This family branched off early in the evolution of flowering plants and some species show ‘primitive’ features such as variable number of petals and sepals and numerous stamens and free carpels (ovaries and styles). Evolution within the family then led to enormous diversity in flower form. There is a progression from the simple ‘open’ flowers of the buttercup, clematis and hellebore, which attract many pollinators, to the more complex bilateral flowers  with spurs of the Larkspur, Aquilegia, Delphinium and Monkshood which make access to pollen and nectar more difficult and require more specialised pollinators. Basic Flower Parts 3 to 15 Sepals, 0 to 23 petals, Many Stamens,

The flowers of Clematis show many ‘primitive’ features. They have large numbers of stamens (anthers+filaments) and many carpels (ovaries+styles). Sepals are often attractive and have replaced petals and hence are called tepals (e.g.clematis, hellebore, anemone) but sometimes sepals and petals are  showy as in the aquilegia, where the sepals are red and the petals yellow. In this family some species have 4 tepals but others have 8 or more such as the Clematis shown here. There is no definite number
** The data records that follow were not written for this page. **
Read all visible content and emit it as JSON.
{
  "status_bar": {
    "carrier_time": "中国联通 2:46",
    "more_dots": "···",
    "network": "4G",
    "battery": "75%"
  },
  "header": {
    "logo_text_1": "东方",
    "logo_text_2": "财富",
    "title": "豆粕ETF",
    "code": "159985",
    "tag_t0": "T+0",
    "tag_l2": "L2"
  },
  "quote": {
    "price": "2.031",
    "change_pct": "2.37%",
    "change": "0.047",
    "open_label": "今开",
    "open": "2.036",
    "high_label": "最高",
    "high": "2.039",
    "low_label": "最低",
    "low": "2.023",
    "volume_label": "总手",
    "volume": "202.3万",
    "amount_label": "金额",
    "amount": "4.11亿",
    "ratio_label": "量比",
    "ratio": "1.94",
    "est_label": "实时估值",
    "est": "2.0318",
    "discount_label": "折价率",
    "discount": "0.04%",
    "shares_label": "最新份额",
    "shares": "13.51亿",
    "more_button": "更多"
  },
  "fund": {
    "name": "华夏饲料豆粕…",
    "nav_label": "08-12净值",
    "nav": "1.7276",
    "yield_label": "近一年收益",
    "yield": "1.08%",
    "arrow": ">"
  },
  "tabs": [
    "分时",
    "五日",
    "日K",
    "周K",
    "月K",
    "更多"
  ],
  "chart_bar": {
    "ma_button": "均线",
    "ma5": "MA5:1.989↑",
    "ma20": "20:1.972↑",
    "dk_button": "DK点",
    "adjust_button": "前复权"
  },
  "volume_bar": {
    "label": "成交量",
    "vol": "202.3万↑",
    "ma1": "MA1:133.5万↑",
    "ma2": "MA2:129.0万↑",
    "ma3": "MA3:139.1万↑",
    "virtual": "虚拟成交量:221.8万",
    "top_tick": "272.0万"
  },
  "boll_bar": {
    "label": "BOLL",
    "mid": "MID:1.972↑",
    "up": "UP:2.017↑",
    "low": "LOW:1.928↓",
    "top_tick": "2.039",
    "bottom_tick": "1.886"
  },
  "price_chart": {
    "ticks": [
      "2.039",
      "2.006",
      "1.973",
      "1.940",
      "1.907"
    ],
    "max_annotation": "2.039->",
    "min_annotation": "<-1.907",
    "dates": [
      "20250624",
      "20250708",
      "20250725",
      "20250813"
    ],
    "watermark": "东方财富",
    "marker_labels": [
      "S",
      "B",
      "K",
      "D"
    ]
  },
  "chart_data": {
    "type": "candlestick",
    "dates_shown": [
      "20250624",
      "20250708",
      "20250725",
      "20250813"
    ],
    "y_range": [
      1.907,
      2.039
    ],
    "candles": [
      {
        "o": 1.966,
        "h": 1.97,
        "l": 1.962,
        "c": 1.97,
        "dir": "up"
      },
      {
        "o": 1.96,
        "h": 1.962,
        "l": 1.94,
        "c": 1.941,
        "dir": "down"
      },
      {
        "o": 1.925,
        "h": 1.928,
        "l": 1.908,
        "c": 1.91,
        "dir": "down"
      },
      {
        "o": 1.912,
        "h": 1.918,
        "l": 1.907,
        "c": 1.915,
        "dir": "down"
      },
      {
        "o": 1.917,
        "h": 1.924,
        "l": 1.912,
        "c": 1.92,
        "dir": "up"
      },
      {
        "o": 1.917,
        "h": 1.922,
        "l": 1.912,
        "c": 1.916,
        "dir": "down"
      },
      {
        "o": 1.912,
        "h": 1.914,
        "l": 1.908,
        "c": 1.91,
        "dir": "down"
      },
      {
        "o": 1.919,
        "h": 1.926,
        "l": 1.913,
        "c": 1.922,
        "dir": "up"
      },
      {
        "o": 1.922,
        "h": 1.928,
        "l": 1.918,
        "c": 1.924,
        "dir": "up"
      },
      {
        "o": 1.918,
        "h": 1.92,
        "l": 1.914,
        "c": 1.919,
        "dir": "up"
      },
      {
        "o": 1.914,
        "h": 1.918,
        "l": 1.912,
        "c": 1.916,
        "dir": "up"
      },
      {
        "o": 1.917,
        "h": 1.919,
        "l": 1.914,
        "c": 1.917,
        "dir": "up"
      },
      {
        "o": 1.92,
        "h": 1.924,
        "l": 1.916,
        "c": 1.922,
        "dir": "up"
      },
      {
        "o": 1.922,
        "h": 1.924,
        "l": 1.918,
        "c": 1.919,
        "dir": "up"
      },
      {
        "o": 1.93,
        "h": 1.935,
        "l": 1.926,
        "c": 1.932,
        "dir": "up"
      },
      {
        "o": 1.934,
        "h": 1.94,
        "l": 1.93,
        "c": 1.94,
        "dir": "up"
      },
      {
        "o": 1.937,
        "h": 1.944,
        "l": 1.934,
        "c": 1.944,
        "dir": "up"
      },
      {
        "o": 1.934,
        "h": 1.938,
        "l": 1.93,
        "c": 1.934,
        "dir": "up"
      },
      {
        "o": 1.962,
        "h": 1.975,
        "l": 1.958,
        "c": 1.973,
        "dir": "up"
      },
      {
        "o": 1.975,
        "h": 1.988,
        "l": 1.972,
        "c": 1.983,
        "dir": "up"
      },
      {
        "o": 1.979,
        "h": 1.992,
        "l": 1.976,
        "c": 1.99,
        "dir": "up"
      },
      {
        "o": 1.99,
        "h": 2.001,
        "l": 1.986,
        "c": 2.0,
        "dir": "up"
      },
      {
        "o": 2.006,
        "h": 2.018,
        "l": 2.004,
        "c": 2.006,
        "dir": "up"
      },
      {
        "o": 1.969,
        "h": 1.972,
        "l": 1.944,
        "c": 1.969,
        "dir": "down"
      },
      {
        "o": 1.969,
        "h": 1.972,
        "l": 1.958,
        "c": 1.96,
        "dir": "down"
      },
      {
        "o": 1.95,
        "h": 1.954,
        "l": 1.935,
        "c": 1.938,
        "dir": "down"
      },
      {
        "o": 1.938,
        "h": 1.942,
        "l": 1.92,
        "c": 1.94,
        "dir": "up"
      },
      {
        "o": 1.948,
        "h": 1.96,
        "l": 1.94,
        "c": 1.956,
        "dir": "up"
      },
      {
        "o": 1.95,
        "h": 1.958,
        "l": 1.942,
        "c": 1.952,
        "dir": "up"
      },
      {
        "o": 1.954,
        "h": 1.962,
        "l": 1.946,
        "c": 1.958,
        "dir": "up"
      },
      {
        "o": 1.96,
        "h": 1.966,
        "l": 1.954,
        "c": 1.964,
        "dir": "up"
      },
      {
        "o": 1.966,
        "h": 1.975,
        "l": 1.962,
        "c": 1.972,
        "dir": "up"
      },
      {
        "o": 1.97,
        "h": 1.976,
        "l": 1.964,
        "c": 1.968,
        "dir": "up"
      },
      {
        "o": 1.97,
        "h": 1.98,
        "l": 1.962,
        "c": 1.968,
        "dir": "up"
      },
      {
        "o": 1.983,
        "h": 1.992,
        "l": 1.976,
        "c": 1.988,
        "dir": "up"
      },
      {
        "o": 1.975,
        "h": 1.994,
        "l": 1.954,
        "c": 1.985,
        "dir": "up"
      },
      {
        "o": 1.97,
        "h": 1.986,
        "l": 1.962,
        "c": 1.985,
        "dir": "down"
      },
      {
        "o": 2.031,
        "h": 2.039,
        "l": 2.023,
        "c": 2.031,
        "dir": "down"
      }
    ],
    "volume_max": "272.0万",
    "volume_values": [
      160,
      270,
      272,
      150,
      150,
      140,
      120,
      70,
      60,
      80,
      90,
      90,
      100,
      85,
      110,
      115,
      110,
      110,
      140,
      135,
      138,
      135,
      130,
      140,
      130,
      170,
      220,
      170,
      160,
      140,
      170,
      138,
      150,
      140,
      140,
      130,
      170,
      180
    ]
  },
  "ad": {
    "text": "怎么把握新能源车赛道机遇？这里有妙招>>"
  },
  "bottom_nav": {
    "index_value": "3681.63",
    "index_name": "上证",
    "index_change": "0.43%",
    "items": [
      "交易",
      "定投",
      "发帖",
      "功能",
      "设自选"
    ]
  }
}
The Buttercup family (Ranunculaceae) has 2000 species in 50 genera. It has two main subfamilies – Ranunculoideae which includes Buttercup, Hellebore, Trollius, Anemone, Nigella, Pulsatilla, Clematis, Aconitum, Larkspur and Delphinium and Thalictroideae which includes Thalictrum (Meadow Rue) and Aquilegia. The family is named after the genus Ranunculus (buttercups). The Latin word Rana for frog refers to the fact that buttercups are found near marshy places where frogs abound.

Bulbous Buttercup Ranunculus bulbosus is a native wild flower. It flowers from March to May. Each flower has  5 sepals, that are bent backwards, 5 yellow petals and, at the centre, numerous stamens and carpels. It is an open flower accessible to a wide range of pollinators such as flies and small bees. The plant grows from an underground bulb, hence its name ‘bulbous’.


Lenten Rose Helleborus orientalis is a popular garden plant, native to Greece and Turkey. It flowers in February/March.Hellebore flowers have 5 white/spotted or coloured sepals not petals. Inside the cup formed by the sepals are 10 green tube-shaped nectaries, which some botanists believe to be modified petals.

Larkspur Consolida ajacisa wild flower introduced from the Mediterranean region but now naturalised and found in meadows.It has 5 blue sepals and 2 white petals. One of the sepals has a long spur.

Red Columbine Aquilegia formosa is native to western North America, from Alaska to Baja California, and eastward to Montana and Wyoming.It is a short-lived perennial grown in gardens in Britain.


Garden Anemone Anemone coronaria is native to the Mediterranean region. The central carpels are surrounded by deep purple anthers and purple sepals.

Hybrid Delphiniums (such as the Delphinium elatum ‘Faust’, shown here,) have been bred (in many colours) to have multiple numbers of sepals and petals. 

Pasque Flower Pulsatilla vulgaris  has 6 sepals, no petals, numerous yellow anthers and many pink/purple styles with stigmas that are receptive before the anthers release pollen. 

Love-in-a-Mist Nigella damascena. The flower has green thread-like bracts that give the appearance of a mist. In this species the sepals are large and light blue and the petals have been reduced to an insignificant ring of dark blue nectaries.  The many anthers are clustered round the 5 green styles.